Cookies on this website

We use cookies to ensure that we give you the best experience on our website. If you click 'Accept all cookies' we'll assume that you are happy to receive all cookies and you won't see this message again. If you click 'Reject all non-essential cookies' only necessary cookies providing core functionality such as security, network management, and accessibility will be enabled. Click 'Find out more' for information on how to change your cookie settings.
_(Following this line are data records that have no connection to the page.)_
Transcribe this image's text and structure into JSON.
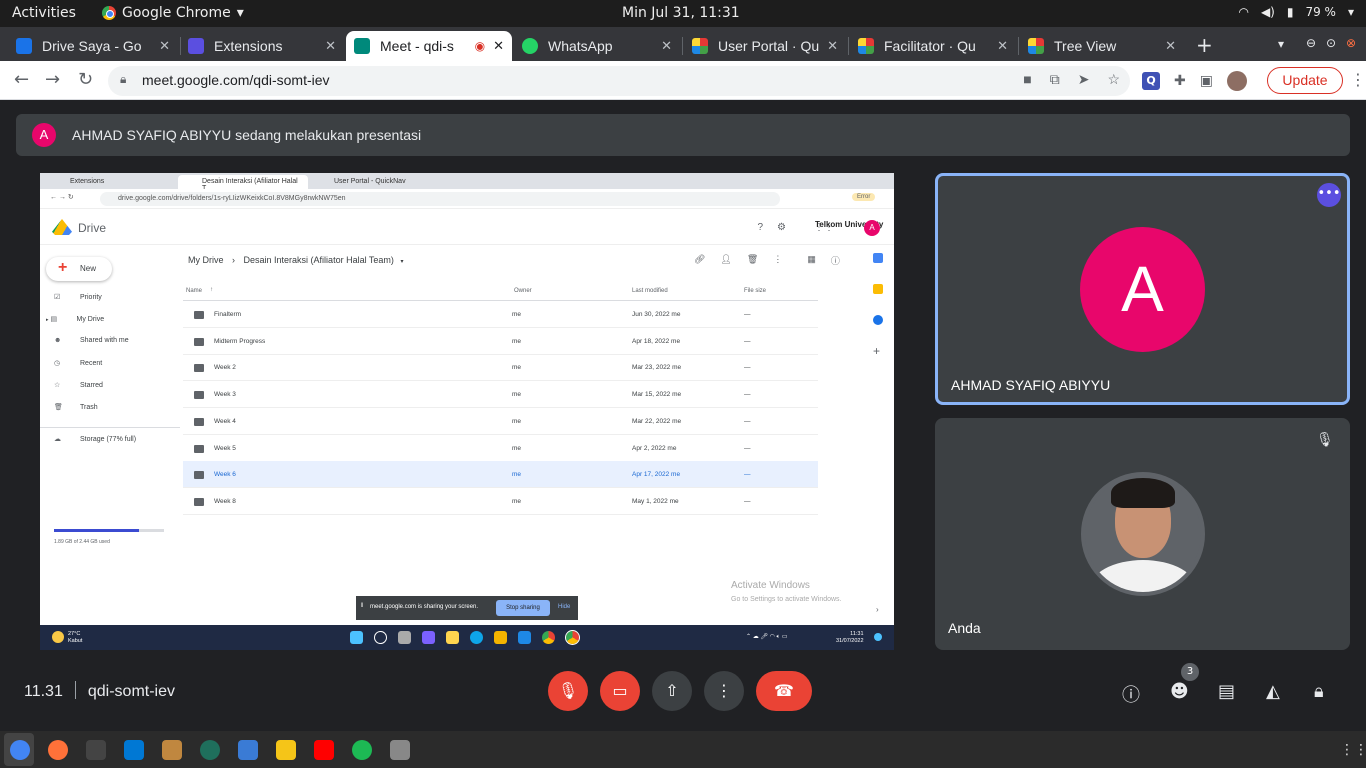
{
  "topbar": {
    "activities": "Activities",
    "app": "Google Chrome",
    "clock": "Min Jul 31, 11:31",
    "battery": "79 %"
  },
  "tabs": [
    {
      "label": "Drive Saya - Go",
      "color": "#1a73e8"
    },
    {
      "label": "Extensions",
      "color": "#5b4fe0"
    },
    {
      "label": "Meet - qdi-s",
      "color": "#00897b"
    },
    {
      "label": "WhatsApp",
      "color": "#25d366"
    },
    {
      "label": "User Portal · Qu",
      "color": "#e53935"
    },
    {
      "label": "Facilitator · Qu",
      "color": "#e53935"
    },
    {
      "label": "Tree View",
      "color": "#e53935"
    }
  ],
  "url": "meet.google.com/qdi-somt-iev",
  "update_label": "Update",
  "banner": {
    "avatar": "A",
    "text": "AHMAD SYAFIQ ABIYYU sedang melakukan presentasi"
  },
  "shared": {
    "tabs": [
      "Extensions",
      "Desain Interaksi (Afiliator Halal T...",
      "User Portal - QuickNav"
    ],
    "url": "drive.google.com/drive/folders/1s-ryLIizWKeixkCoI.8V8MGy8rwkNW75en",
    "error": "Error",
    "drive_title": "Drive",
    "telkom": "Telkom University",
    "avatar": "A",
    "new_label": "New",
    "nav": [
      "Priority",
      "My Drive",
      "Shared with me",
      "Recent",
      "Starred",
      "Trash",
      "Storage (77% full)"
    ],
    "storage_text": "1.89 GB of 2.44 GB used",
    "storage_fraction": 0.77,
    "breadcrumb_root": "My Drive",
    "breadcrumb_folder": "Desain Interaksi (Afiliator Halal Team)",
    "columns": [
      "Name",
      "Owner",
      "Last modified",
      "File size"
    ],
    "rows": [
      {
        "name": "Finalterm",
        "owner": "me",
        "modified": "Jun 30, 2022",
        "by": "me",
        "size": "—"
      },
      {
        "name": "Midterm Progress",
        "owner": "me",
        "modified": "Apr 18, 2022",
        "by": "me",
        "size": "—"
      },
      {
        "name": "Week 2",
        "owner": "me",
        "modified": "Mar 23, 2022",
        "by": "me",
        "size": "—"
      },
      {
        "name": "Week 3",
        "owner": "me",
        "modified": "Mar 15, 2022",
        "by": "me",
        "size": "—"
      },
      {
        "name": "Week 4",
        "owner": "me",
        "modified": "Mar 22, 2022",
        "by": "me",
        "size": "—"
      },
      {
        "name": "Week 5",
        "owner": "me",
        "modified": "Apr 2, 2022",
        "by": "me",
        "size": "—"
      },
      {
        "name": "Week 6",
        "owner": "me",
        "modified": "Apr 17, 2022",
        "by": "me",
        "size": "—"
      },
      {
        "name": "Week 8",
        "owner": "me",
        "modified": "May 1, 2022",
        "by": "me",
        "size": "—"
      }
    ],
    "activate_title": "Activate Windows",
    "activate_sub": "Go to Settings to activate Windows.",
    "sharing_text": "meet.google.com is sharing your screen.",
    "stop_sharing": "Stop sharing",
    "hide": "Hide",
    "weather_temp": "27°C",
    "weather_desc": "Kabut",
    "taskbar_time": "11:31",
    "taskbar_date": "31/07/2022"
  },
  "participants": [
    {
      "name": "AHMAD SYAFIQ ABIYYU",
      "avatar": "A"
    },
    {
      "name": "Anda"
    }
  ],
  "meeting": {
    "time": "11.31",
    "code": "qdi-somt-iev",
    "participant_count": "3"
  },
  "dock_colors": [
    "#4285f4",
    "#ff7139",
    "#444",
    "#0078d4",
    "#c0873f",
    "#1f6f5c",
    "#3a7bd5",
    "#f5c518",
    "#ff0000",
    "#1db954",
    "#888"
  ]
}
AIMS: We investigated whether the deterioration in asthma control reported following cessation of theophylline was due to tolerance to theophylline. METHODS: Eighteen subjects with mild stable asthma were given oral theophylline 10 mg kg(-1) day(-1) or placebo for 2 weeks in a double-blind crossover study. FEV1 and PD20 histamine were measured before and 8 h after the first dose of treatment and 8, 32 and 56 h after the final dose. PD20 AMP was measured before treatment and 9 h after the final dose. RESULTS: Six patients did not tolerate theophylline. In the other 12 subjects there were no differences between treatments in daily PEF, symptom scores, rescue bronchodilator use, PD20 histamine or FEV1 up to 8 h post treatment. Following withdrawal of theophylline there were significantly lower values for mean FEV1 (mean difference 0.151, 95% CI 0.03, 026) and PD20 AMP compared to placebo but no difference in other end points. CONCLUSIONS: The small rebound deterioration in lung function following regular treatment with therapeutic doses of oral theophylline is consistent with the development of tolerance.


Journal article


Br J Clin Pharmacol

Publication Date





402 - 404


Administration, Oral, Adult, Asthma, Bronchoconstriction, Bronchodilator Agents, Cyclic AMP, Double-Blind Method, Female, Forced Expiratory Volume, Histamine, Humans, Male, Middle Aged, Placebos, Substance Withdrawal Syndrome, Theophylline